The modern Olympic Games are the greatest sports mega-event in the world (Grix, 2013). It generates a massive number of audiences worldwide. The latest Rio 2016 Olympics, for example, attracted 3.5 billion viewers (Roxbourough, 2016), half of the world population. Apart from this mobilizing power, the Olympic Games have significant political (Giulianotii, 2015; Cottrell & Nelson, 2010; MacAloon, 1995), economic (Madden, 2002; Blake, 2005; Osada, Ojima, Kurachi, Miura, & Kawamoto, 2016), and socio-cultural (Malfas, Theodoraki, & Houlihan, 2004) impacts. It also contributes to global friendship and cooperation (Beutler, 2008).
Gender equality in sports has been a hot topic (Mervosh & Caron, 2019). Debates on this issue have revolved around equal pay and media coverage (Baker, Seymour, & Zimbalist, 2019). There has long been an obvious gender pay gap in sports (Abrams, 2019; Farmer, 2017). For example, of the 100 athletes on the 2019 Forbes list of the world’s highest-paid athletes, only one of them is a woman. i.e., Serena Williams, who is ranked 63th on the list. There has also been a lack of media coverage on women in sports. Although 40% of all sports participants are female, only 4% of the sports media coverage were about female athletes (MacKenzie, 2019). A study (Cooky, Messner, & Musto, 2015) examining sports coverage from 1989 to 2014 found that despite a dramatic increase in the number of women playing sports (Good, 2015), there had been a decrease in the amount of coverage of female athletes. Under this backdrop, we aim to look at female participation across the globe in the Summer Olympic Games of the past 120 years.
Recently, there has been a trend that fewer cities want to host the Olympics, challenging the future of a century-old tradition (Goldblatt, 2016). For example, 12 cities bid for 2004 Summer Olympics but only two for the 2020 Winter games (Ludacer, 2018). Considering the importance of Olympic success in national pride (Mower, 2012), a home-field advantage in the Olympics might encourage countries to bid for hosting the mega-event. Therefore, it is worth investigating whether this advantage exists in the Olympics, and how significant it is.
Although earning medals can boost national pride, countries are not “born equal” in terms of their ability to achieve Olympic success. Studies have demonstrated that population sizes and economic development for a large part determined a country’s Olympic performance (Soos, Martinez, & Szabo, 2017; Xun, 2005; Bernard & Busse, 2004). However, we think it’s unfair to compare Singapore with the United States in terms of total number of medals earned, because the two countries have totally different population size. What is more important is “medal efficiency”, i.e., medal counts per athlete participating in the Olympics. In other words, we are more concerned about how effective a country is to earn medals, rather than the total number of medals earned. We aim to look at how this “medal efficiency” differs between countries.

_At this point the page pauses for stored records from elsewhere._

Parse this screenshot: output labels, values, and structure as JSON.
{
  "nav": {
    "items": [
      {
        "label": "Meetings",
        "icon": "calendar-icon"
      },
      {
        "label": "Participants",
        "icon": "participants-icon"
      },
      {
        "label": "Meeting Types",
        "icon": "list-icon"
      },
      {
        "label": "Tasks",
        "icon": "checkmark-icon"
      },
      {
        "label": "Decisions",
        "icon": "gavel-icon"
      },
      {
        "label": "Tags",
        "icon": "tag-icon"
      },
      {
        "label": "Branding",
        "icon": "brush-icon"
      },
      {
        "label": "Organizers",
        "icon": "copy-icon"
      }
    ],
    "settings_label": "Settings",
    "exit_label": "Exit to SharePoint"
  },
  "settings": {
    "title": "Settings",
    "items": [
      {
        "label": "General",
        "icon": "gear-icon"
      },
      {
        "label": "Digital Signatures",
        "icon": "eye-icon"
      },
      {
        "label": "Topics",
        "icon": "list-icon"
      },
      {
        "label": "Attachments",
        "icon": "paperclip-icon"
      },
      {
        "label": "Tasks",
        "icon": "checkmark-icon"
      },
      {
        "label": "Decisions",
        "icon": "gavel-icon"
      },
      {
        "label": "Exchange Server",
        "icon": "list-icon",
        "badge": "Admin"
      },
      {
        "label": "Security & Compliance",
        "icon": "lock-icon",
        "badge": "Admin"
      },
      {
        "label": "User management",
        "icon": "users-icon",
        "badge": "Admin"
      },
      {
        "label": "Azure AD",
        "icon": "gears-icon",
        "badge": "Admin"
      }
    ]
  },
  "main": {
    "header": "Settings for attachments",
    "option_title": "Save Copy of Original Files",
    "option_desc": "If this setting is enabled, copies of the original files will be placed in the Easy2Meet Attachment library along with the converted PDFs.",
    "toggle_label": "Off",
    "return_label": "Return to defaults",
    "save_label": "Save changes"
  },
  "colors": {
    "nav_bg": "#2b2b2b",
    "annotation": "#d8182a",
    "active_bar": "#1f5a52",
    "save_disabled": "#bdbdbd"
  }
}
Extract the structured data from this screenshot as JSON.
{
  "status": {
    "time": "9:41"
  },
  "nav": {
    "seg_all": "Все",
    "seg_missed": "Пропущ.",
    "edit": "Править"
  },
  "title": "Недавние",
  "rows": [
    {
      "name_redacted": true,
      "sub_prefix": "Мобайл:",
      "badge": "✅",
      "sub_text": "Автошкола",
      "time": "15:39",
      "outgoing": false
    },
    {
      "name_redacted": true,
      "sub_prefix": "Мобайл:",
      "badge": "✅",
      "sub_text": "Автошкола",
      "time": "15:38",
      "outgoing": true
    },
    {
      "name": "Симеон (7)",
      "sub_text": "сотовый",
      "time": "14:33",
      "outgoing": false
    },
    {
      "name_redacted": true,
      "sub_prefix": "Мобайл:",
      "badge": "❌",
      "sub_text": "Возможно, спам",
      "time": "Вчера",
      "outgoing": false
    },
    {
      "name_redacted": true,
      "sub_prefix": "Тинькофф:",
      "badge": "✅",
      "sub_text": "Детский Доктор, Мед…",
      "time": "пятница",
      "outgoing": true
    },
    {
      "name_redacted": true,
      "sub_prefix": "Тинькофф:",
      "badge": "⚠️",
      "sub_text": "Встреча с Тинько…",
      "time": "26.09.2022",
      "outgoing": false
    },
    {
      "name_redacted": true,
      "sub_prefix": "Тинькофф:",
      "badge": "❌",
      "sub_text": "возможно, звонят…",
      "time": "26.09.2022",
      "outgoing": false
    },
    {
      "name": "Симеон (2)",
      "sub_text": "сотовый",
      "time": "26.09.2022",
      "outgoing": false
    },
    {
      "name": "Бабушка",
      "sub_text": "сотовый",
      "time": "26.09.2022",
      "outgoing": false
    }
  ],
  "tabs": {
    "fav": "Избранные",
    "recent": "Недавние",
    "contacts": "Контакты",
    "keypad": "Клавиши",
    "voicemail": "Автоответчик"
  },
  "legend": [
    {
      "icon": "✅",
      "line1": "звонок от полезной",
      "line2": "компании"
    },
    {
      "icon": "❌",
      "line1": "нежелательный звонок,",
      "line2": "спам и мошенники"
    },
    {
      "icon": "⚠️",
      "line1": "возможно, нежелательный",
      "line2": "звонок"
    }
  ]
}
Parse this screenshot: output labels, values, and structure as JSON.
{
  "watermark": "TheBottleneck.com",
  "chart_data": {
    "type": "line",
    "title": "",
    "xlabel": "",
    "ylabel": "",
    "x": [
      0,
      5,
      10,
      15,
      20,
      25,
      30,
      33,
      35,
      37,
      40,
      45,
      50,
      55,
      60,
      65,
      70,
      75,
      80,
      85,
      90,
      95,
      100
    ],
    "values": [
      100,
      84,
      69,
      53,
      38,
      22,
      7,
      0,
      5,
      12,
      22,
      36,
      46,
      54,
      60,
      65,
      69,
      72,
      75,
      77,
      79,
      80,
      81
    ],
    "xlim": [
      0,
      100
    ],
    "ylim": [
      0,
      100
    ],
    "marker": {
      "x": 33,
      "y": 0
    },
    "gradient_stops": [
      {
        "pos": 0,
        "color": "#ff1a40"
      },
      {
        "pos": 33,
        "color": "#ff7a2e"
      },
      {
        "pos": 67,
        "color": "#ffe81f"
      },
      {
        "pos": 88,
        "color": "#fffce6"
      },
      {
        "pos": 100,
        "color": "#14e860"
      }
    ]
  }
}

Apart from its significance for societies at large, Olympics is associated with individuals’ health as well (Sandercocok, Beedie, & Mann, 2016). People might be inspired by the Olympics and more actively engage in physical activities. Besides its benefits for physical health (Warburton, Nicol, & Bredin, 2006), it has psychological benefits as well (Ghildiyal, 2015). For example, playing sports can help build one’s characters. With the importance of sports in mind, we want to examine which sports in the Olympics history have the highest number of participants.